jumped", a safety agency spokesman told AFP. TEPCO said some workers had been evacuated from the number-two reactor at the plant, but those pumping
water to cool the reactor were still at work. Higher radiation levels were earlier recorded in Ibaraki prefecture north of Tokyo after the the blast,
Kyodo News reported, but it quoted the safety agency as saying that the level did not pose health risks. On Saturday an explosion blew apart the
building surrounding the plant's number-one reactor but the seal around the reactor itself remained intact, officials said.
On Monday, a blast at its number-three reactor shook the facility, injuring 11 people and sending plumes of smoke billowing into the sky. Late Monday
TEPCO said fuel rods at the number-two reactor were almost fully exposed after a cooling pump there temporarily failed. The UN's nuclear watchdog,
the International Atomic Energy Agency, said Tokyo had asked for expert assistance in the aftermath of the quake which US seismologists are now
measuring at 9.0-magnitude, revised up from 8.9. But the IAEA's Japanese chief Yukiya Amano moved to calm global fears that the situation could
escalate to rival the world's worst nuclear crisis at Chernobyl in the Ukraine in 1986. "Let me say that the possibility that the development of
this accident into one like Chernobyl is very unlikely," he said. Officials had already declared the exclusion zone within a 20-km radius of the
plant and evacuated 210,000 people.
Situation Update No. 27
On 15.03.2011 at 03:46 GMT+2
An explosion that released radioactive material occurred in reactor No. 2 at the nuclear center at Fukushima, in northeastern Japan, on Monday.
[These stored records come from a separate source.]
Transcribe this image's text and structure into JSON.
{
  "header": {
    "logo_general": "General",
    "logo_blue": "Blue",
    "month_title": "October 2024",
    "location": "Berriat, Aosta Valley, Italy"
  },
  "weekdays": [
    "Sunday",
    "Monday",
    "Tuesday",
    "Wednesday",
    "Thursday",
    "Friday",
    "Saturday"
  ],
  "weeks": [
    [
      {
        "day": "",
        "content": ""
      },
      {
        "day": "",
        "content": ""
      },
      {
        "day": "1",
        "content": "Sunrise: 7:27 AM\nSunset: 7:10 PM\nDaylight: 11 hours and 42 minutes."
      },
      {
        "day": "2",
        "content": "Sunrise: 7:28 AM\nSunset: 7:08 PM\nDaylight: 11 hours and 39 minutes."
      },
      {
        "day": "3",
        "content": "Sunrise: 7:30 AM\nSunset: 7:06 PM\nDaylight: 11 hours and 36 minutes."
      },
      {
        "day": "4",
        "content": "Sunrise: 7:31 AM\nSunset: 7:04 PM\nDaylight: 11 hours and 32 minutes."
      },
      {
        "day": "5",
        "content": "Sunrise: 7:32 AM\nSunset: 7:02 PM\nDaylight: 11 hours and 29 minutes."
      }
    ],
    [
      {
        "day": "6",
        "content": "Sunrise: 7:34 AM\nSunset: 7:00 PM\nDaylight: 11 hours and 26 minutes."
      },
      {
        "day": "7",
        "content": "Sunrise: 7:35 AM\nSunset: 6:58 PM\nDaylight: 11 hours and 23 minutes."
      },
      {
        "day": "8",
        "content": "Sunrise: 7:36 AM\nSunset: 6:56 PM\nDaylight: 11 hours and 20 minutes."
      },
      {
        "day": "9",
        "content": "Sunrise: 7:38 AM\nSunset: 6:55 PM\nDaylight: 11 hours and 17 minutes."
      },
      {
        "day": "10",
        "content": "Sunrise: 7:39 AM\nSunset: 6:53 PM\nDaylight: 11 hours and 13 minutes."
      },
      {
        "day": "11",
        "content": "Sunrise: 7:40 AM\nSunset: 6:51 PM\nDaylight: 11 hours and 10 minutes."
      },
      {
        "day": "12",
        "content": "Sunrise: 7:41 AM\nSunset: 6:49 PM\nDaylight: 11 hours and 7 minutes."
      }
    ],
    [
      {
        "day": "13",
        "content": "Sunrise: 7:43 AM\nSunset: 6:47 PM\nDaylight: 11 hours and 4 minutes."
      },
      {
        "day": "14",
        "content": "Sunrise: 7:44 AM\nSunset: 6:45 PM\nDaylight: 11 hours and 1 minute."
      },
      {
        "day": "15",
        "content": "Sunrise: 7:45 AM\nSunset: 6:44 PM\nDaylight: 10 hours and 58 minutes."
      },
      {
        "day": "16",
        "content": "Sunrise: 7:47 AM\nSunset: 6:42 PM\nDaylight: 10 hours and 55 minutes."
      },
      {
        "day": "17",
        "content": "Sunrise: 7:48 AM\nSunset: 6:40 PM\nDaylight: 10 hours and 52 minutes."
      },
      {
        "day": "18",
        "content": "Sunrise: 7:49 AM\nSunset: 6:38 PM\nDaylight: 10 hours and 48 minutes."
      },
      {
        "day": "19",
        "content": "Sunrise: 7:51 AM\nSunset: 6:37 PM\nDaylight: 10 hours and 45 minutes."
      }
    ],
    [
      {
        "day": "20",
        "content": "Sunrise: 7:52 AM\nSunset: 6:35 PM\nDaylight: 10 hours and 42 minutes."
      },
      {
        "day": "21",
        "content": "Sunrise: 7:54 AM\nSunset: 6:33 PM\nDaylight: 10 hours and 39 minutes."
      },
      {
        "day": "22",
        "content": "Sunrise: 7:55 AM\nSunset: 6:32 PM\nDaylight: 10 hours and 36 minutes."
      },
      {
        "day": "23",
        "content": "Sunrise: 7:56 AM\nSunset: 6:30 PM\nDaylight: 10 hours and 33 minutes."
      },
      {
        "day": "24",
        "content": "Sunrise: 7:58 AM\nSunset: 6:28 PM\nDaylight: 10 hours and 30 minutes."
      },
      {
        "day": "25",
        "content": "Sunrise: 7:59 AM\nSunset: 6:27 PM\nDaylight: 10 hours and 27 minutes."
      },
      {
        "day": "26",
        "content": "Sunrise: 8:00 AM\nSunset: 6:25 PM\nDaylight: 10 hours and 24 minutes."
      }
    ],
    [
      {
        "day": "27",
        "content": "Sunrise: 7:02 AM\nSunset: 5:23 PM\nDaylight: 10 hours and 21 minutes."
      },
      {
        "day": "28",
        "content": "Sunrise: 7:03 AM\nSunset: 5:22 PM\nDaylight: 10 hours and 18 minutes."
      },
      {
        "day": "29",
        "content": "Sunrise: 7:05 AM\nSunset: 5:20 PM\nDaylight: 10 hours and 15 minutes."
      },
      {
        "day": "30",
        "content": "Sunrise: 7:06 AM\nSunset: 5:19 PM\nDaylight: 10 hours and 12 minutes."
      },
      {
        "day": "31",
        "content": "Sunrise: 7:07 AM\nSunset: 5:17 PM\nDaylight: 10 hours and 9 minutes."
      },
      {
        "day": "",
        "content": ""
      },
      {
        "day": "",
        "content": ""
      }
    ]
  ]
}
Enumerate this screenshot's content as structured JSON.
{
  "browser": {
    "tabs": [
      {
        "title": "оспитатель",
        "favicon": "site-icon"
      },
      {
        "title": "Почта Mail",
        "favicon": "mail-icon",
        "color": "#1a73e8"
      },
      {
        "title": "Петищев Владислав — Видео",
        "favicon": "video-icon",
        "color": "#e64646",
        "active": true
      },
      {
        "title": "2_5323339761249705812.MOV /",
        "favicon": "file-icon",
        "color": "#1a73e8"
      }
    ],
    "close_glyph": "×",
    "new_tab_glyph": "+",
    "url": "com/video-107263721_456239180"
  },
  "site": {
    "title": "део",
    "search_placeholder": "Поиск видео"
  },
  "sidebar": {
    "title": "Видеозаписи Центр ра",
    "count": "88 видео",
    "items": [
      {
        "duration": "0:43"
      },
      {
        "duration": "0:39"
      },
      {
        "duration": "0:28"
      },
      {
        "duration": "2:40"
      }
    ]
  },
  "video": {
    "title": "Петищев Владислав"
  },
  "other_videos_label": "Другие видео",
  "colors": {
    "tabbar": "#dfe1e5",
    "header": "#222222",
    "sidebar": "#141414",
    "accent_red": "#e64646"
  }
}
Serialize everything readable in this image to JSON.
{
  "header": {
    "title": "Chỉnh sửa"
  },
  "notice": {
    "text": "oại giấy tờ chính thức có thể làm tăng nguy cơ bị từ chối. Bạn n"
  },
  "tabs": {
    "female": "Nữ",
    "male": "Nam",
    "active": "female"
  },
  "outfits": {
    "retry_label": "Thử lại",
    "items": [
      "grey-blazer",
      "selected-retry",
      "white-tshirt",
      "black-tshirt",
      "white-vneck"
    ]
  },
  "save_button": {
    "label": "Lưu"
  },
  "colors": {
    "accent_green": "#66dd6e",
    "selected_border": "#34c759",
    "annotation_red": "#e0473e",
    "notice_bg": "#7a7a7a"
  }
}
The
blast damaged part of the primary container surrounding the reactor's core and caused an escape of an undetermined quantity of radioactive material,
the Nuclear Security Agency said. The Kyodo news agency reported that radiation levels in the vicinity "exceeded the legal limit" after the
explosion, which occurred at 6:10 a.m. on Tuesday local time (2110 GMT on Monday), shortly after the Japanese government admitted that the reactor
continued to be unstable after it suffered damage in Friday's magnitude-9.0 earthquake. The operating crew at the plant worked all night to inject
seawater into the secondary containment structure in an attempt to cool down the core and prevent a meltdown that could emit radioactive material, but
that did not have the desired effect and the reactor was not able to be stabilized. If the nuclear fuel in the core begins to melt down, that would
constitute an emergency situation of the highest order because of the potential for a severe radioactive leak that could contaminate the area. Reactor
No. 2 at Fukushima on Monday suffered a failure of one of the 10 valves associated with its cooling system, something similar to what occurred before
reactors 1 and 3 at the same center exploded after the quake.